The market for platforms has become increasingly competitive and the ability to access high quality technical resources and substantial capital are key to development. In the last five years or so, Cofunds has suffered form underinvestment and struggled with certain regulatory changes. It was previously owned by a number of investors with L&G being the largest. In 2016, L&g accepted an offer from the Dutch life assurance and investment company Aegon. Aegon also own Kames Capital who many clients will be invested in and the old Scottish Equitable Life and pensions business.
As is often the way with these takeovers; the new owners now wish to push their brand to the fore, so rather than the current ‘dual-badging’ you will shortly see that branding replaced by the AEGON brand alone. Although Cofunds more accurately explains what the service does – we are not concerned about this re-branding. What is more important to us is the level of service and investment that will be put in to support services to our clients. Having reviewed developments that Aegon have been making in the core business with an investment platform called ASRC, we are satisfied that these changes will be moving the Cofunds offering the right direction. Aegon offers far superior IT resources and a more intuitive interface, when making account enquires on line.
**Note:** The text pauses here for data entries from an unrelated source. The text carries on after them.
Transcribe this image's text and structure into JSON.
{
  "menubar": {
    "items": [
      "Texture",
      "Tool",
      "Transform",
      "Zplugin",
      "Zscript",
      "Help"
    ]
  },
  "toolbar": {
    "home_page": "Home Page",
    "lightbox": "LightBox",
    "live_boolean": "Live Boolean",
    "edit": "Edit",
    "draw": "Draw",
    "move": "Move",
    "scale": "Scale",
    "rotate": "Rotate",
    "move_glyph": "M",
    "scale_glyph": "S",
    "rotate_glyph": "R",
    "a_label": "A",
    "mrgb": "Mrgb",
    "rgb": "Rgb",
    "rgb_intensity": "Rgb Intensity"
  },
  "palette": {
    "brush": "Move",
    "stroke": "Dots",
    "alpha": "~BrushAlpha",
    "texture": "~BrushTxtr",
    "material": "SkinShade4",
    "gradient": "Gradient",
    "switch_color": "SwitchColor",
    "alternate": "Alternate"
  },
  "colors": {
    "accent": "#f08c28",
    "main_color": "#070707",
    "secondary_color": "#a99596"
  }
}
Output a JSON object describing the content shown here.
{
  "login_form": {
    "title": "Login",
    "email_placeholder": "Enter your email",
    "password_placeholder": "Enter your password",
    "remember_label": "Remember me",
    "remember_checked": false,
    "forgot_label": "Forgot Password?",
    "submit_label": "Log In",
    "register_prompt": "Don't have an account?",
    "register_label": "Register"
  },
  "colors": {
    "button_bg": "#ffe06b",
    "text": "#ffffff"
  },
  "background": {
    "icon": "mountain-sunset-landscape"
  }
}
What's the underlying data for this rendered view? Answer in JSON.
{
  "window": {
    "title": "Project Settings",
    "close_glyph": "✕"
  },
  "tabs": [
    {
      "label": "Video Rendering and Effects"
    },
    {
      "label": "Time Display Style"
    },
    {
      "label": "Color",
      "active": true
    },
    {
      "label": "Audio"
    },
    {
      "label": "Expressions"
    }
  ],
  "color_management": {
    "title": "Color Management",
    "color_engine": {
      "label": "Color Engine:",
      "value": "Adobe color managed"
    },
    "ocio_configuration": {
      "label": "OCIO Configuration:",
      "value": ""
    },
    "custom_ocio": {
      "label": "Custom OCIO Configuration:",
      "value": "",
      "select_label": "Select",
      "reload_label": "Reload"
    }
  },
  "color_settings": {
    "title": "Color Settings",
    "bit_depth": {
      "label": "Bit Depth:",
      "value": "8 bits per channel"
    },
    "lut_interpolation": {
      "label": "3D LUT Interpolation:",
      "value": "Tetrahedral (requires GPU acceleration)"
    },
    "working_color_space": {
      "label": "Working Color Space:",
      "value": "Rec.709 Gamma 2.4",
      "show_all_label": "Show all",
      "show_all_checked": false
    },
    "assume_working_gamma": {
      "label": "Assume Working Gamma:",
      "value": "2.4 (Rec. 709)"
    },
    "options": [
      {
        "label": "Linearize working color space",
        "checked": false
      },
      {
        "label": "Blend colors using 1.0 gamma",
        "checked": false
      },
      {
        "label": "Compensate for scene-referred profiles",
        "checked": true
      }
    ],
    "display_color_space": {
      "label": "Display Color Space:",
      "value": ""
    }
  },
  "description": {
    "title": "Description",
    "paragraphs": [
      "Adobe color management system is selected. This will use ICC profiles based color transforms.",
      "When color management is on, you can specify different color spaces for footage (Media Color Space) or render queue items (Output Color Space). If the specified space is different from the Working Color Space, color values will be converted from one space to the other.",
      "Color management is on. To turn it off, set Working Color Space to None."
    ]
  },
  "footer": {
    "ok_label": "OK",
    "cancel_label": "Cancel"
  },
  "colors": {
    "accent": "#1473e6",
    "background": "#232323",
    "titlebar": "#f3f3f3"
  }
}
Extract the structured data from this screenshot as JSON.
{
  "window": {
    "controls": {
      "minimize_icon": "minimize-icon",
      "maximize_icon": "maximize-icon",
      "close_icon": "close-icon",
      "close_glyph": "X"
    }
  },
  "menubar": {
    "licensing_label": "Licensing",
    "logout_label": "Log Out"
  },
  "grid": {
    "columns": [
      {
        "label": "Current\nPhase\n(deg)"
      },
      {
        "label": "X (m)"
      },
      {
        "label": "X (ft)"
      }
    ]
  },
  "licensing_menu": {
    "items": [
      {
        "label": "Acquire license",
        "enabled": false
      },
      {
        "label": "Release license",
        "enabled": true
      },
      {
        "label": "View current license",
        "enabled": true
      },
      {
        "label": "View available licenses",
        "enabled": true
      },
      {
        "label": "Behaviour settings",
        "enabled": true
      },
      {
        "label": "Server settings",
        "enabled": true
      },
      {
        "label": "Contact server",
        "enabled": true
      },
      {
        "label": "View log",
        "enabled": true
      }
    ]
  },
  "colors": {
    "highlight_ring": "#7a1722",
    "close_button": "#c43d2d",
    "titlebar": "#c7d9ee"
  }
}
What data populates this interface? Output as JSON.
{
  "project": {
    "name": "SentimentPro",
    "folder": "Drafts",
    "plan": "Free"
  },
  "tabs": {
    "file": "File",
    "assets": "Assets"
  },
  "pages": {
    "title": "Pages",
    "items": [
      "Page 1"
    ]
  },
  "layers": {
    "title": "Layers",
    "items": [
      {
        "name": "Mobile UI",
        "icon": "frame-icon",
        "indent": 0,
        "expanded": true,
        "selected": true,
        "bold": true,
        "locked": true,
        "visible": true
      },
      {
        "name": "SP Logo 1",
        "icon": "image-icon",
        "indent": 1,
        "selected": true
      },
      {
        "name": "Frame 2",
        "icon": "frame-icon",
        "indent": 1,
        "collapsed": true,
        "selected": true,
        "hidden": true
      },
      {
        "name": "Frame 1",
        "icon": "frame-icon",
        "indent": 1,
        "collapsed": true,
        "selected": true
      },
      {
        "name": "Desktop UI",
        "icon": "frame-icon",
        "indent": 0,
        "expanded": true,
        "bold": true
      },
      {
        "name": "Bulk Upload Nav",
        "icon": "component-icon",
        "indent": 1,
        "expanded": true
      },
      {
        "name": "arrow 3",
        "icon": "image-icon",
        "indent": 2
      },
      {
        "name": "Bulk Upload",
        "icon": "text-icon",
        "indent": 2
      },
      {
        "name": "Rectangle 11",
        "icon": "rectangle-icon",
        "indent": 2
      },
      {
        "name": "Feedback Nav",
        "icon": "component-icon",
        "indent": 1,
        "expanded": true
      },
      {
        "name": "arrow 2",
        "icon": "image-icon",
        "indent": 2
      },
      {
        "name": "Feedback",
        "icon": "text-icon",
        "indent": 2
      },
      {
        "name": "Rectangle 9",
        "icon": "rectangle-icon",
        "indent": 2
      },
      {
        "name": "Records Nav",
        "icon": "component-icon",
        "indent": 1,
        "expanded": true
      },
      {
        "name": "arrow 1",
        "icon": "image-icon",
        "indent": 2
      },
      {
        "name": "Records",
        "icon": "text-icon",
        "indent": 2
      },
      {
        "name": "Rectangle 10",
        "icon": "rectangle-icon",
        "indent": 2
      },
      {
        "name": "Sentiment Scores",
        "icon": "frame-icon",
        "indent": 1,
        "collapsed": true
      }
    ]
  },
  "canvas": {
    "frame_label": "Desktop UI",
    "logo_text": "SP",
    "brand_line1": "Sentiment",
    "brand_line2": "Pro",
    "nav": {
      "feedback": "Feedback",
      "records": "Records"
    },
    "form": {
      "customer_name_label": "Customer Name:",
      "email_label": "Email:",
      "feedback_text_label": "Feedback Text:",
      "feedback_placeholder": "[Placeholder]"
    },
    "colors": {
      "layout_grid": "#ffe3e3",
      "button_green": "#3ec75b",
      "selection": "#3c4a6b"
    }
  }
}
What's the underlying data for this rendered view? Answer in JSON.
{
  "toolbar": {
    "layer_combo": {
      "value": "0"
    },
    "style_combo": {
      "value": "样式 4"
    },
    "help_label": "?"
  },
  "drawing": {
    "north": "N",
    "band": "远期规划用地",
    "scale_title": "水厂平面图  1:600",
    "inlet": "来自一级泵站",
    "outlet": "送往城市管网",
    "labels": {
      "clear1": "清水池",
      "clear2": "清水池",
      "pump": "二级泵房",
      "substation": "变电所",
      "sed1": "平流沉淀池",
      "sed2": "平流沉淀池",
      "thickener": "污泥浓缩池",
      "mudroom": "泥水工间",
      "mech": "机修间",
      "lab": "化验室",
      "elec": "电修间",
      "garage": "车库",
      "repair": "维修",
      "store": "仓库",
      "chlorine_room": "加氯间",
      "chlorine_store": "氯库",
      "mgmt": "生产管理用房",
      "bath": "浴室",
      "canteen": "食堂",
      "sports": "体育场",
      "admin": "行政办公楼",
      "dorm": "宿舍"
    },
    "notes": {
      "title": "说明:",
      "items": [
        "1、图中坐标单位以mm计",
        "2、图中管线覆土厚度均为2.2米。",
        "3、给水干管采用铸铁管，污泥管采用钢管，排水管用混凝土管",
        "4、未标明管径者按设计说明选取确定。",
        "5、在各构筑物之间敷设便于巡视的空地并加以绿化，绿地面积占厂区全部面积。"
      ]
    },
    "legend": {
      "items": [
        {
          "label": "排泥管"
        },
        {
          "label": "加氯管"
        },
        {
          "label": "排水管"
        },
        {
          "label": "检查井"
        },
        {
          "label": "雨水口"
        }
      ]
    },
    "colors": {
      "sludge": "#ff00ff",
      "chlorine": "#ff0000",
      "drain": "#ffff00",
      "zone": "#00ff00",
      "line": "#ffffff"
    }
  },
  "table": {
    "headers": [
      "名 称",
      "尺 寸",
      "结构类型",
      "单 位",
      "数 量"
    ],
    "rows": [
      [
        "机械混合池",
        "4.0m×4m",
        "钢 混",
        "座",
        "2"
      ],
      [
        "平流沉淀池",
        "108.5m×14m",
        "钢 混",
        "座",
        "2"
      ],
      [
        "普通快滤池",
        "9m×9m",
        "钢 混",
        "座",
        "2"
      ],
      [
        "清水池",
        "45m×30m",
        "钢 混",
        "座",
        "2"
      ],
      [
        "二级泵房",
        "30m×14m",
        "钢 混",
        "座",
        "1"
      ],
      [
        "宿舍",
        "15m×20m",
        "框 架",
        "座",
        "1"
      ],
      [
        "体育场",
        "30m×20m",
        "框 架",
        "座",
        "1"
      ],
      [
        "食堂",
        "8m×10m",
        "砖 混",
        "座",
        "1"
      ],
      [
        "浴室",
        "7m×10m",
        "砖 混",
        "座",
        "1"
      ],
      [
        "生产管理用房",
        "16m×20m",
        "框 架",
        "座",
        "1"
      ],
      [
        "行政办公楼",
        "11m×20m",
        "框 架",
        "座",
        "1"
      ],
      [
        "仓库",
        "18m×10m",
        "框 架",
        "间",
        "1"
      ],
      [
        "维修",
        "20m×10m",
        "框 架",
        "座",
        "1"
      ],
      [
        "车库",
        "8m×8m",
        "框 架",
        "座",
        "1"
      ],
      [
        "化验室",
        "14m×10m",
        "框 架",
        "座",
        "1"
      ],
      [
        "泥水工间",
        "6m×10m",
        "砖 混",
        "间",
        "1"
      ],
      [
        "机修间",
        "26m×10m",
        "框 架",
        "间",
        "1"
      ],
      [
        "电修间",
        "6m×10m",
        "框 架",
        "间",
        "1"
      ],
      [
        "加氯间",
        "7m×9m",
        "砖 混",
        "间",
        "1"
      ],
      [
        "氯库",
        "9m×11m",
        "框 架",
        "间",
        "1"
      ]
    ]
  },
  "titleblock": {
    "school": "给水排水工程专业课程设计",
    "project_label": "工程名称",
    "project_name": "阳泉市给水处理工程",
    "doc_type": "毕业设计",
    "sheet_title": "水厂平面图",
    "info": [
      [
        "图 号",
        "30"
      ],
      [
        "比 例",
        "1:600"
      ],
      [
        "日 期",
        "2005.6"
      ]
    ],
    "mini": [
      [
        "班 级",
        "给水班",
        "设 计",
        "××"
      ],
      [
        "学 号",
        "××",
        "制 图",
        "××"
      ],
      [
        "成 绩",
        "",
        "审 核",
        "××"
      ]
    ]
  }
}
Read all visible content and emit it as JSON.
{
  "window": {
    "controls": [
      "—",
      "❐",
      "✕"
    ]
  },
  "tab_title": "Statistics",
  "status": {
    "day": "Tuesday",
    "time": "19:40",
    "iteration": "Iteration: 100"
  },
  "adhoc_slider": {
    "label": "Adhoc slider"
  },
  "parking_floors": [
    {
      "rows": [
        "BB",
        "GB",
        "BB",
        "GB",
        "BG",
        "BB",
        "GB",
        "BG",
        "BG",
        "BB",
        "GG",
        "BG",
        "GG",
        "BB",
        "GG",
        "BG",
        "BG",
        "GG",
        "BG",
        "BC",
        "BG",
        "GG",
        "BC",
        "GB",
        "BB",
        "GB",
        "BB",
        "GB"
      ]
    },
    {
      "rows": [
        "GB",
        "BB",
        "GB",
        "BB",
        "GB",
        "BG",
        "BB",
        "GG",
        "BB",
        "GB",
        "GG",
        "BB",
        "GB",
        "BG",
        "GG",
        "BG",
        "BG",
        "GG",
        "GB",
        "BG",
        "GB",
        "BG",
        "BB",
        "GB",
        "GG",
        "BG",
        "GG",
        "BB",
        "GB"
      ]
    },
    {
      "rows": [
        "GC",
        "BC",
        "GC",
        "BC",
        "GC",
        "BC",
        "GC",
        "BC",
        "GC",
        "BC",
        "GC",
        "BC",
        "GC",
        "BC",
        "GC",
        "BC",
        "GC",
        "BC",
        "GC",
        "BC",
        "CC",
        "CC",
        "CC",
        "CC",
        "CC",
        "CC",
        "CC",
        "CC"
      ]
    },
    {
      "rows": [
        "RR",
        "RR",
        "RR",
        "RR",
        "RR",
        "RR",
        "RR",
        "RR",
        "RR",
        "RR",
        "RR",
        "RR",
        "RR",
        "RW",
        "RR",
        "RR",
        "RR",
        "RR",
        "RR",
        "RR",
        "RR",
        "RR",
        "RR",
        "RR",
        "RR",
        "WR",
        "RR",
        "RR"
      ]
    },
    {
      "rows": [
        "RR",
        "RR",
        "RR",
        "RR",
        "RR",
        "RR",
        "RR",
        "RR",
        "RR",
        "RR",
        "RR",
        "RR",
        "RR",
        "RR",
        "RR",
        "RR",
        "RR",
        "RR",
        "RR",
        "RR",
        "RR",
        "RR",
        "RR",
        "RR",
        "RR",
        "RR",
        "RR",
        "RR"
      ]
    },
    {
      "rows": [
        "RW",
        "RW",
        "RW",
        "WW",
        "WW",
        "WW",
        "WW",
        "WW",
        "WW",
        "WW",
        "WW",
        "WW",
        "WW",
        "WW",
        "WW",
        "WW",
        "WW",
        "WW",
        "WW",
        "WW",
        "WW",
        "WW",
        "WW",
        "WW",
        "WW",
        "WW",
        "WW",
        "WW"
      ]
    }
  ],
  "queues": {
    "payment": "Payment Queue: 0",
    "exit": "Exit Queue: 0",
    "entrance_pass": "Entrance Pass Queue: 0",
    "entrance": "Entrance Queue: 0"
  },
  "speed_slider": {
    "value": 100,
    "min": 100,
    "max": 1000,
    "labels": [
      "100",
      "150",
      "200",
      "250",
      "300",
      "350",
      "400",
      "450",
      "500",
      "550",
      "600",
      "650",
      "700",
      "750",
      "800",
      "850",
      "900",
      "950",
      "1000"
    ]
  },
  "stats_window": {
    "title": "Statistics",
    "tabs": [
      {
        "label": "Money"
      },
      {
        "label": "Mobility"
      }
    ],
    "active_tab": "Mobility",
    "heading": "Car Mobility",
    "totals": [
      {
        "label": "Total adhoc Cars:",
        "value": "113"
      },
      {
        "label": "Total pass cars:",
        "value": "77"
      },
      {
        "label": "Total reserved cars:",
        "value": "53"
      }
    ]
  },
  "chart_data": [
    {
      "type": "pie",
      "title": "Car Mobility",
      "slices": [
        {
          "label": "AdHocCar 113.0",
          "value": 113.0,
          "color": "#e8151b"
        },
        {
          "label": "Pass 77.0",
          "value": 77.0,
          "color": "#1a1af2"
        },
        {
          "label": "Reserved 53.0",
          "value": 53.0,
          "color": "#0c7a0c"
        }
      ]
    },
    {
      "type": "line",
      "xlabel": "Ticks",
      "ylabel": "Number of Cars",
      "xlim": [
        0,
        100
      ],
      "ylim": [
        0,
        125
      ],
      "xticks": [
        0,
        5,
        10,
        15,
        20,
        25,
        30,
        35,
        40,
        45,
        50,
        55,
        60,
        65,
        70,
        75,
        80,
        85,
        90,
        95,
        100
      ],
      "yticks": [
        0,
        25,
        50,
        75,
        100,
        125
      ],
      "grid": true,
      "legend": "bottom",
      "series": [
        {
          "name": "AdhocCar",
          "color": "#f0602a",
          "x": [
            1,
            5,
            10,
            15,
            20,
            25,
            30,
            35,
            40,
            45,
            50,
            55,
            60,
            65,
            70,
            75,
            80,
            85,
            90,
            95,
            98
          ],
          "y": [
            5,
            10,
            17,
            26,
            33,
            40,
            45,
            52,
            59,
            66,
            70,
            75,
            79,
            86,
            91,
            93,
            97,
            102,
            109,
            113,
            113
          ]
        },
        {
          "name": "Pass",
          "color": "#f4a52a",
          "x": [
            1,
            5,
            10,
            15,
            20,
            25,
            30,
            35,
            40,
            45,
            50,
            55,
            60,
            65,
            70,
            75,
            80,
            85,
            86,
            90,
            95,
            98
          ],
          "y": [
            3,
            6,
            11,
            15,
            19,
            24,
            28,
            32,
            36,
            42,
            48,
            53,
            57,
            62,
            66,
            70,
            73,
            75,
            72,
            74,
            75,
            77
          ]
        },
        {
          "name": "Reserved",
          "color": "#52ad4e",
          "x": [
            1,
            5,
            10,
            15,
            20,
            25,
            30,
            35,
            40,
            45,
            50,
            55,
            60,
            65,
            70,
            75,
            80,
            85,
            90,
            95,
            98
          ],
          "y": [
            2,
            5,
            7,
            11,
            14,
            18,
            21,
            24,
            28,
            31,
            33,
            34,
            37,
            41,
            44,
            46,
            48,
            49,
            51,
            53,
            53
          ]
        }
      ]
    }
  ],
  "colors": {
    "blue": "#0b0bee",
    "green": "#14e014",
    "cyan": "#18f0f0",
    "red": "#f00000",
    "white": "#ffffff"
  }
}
We expect that the service will also develop to offer a wider suit of product wrappers – although we currently use the service for straight forward fund management.
We are happy enough with these changes and do not see any need to change platforms for clients. We will however continue to monitor both cost and service.